This month is a crucial one for French sailor Jean Allaire. In the coming weeks, the St Martin-based sail maker will find out if his bid to compete in the 2006 Route du Rhum will go ahead or not.
Since May 2003, Allaire has been trying to gather backers and whip up support for a St Martin entry into the famous Transatlantic race from St Malo to Pointe a Pitre, held every four years. Should he succeed, Allaire’s would by no means be the first Caribbean entry – Guadeloupe’s Claude Thelier and Claude Bistoquet have both competed in previous years, but it would certainly be the most ambitious.
First, Allaire needs to secure the use of 60ft Rexona Men for the race, the top-end Trimaran that won the race in 1994 and 1998 as Laurent Bourgnon’sPrimagaz. The boat is currently in the North Sea and is being held for Allaire until this month. To buy her will cost 740,000 Euros, no small feat in itself. Even more surprising is the fact that Allaire, who will rename the boat Ile de Saint Martin, will be 60 years old in 2006.
“In all honesty, I’d have preferred to do it at 30 years old, but the way life turned out I either didn’t have the money or the desire to do it then,” Allaire told All At Sea, from his sail loft, Delta Voiles, that he runs in Saint Martin.

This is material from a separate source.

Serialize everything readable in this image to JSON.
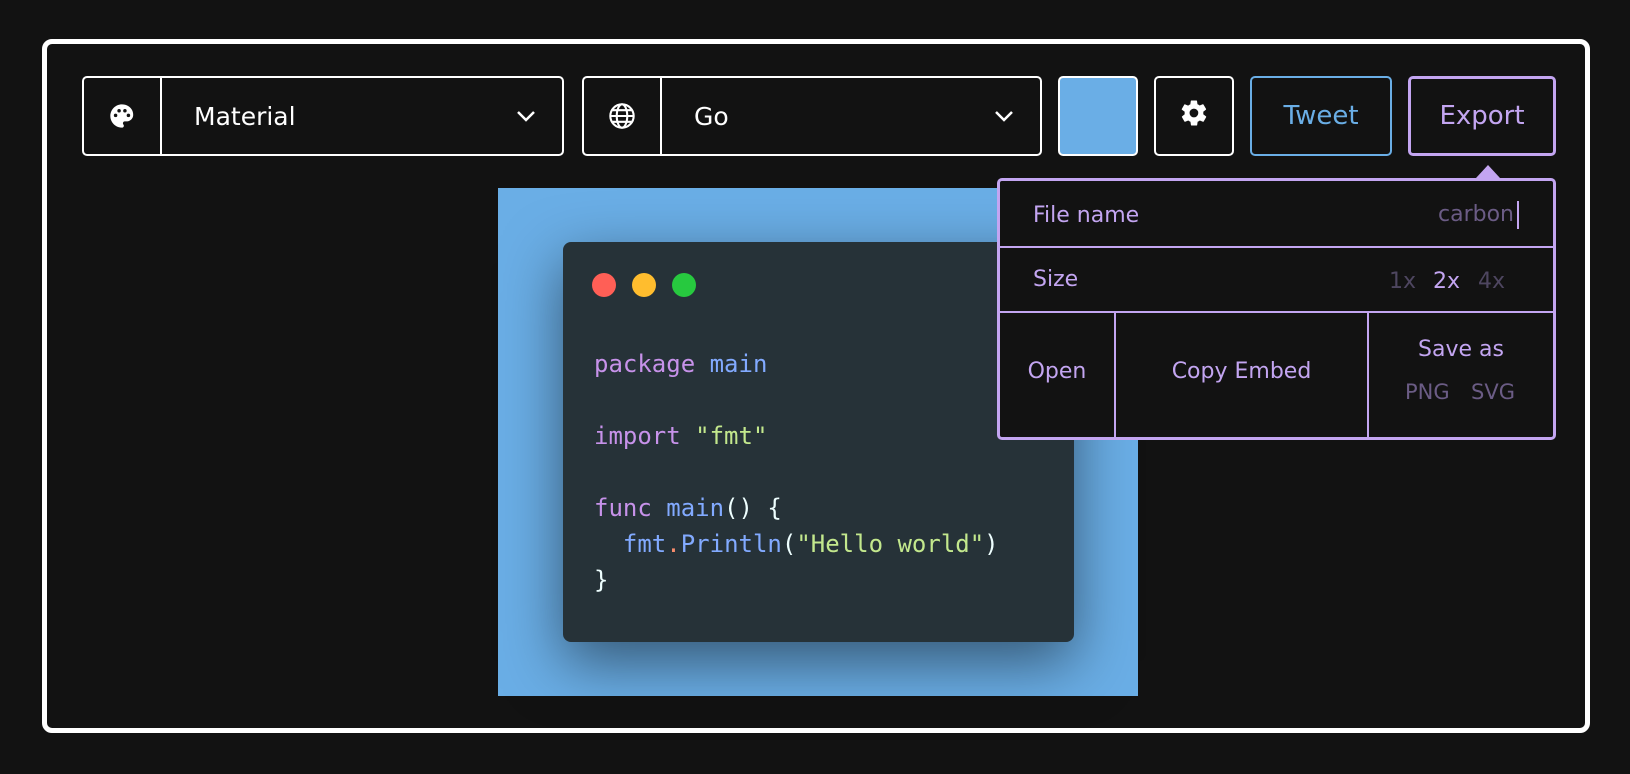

Allaire’s project has been met with considerable skepticism. “There are a lot of people who think I won’t get the money together,” he admits. But settling for a smaller, cheaper boat is not an option. “You have to recognize that the cameras only follow the big boats. When you see the reports, you only see the 60 footers,” he says. The 2006 race will be the 25th anniversary edition, meaning that, “it’s a good thing for the island to participate with lots of parties, lots of spectators, and lots of journalists.”
Using Rexona Men, the only 60ft tri capable of entering the lagoon, as a promotional tool, the plan is to bring the boat to St Maarten in time for December’s Charter Exhibition. This is to be followed by a few months with her on display, then race her in the 25th St Maarten Heineken Regatta in May, where Allaire’s priority is to bring the Round the Island record (currently held by Playstation) home.
He points to the progress the Dutch Side has made in turning sailing into a source of revenue for the island, and thinks it’s time for the French side to catch up. “We’re never going to have a car factory come here and employ 10,000 people, so we need to get round a project that can motivate people to turn their minds to the sea,” he comments. “Everything we’re doing here needs to come back to the marine industry in general.”
The Association Ile de St Martin aims to raise the money through loans, sponsorship and also selling products such as specially branded wine. The search for funds, he says, represents about 90 per cent of the whole project. The 15-day slog across the Atlantic will almost be the easy part, for a man who recently won the Multihull division of the Course de l’Alliance and once managed the world’s largest trimaran, 85’ Axial.
Despite the critics, there is still some high-profile support. “When I called [2002 Route du Rhum winner] Michel Desjoyeaux, who I’ve known since he was little, to tell him I was taking part, he said, “I knew it. I knew you would.”’
Most touching of all for Allaire was, “an old man, 91 years old, who’d done a lot of sailing on the traditional boats, who said to me, “I want to see this boat before I die. I’ll wait to get on it and after that…” He’s waiting for that. That moved me a lot.”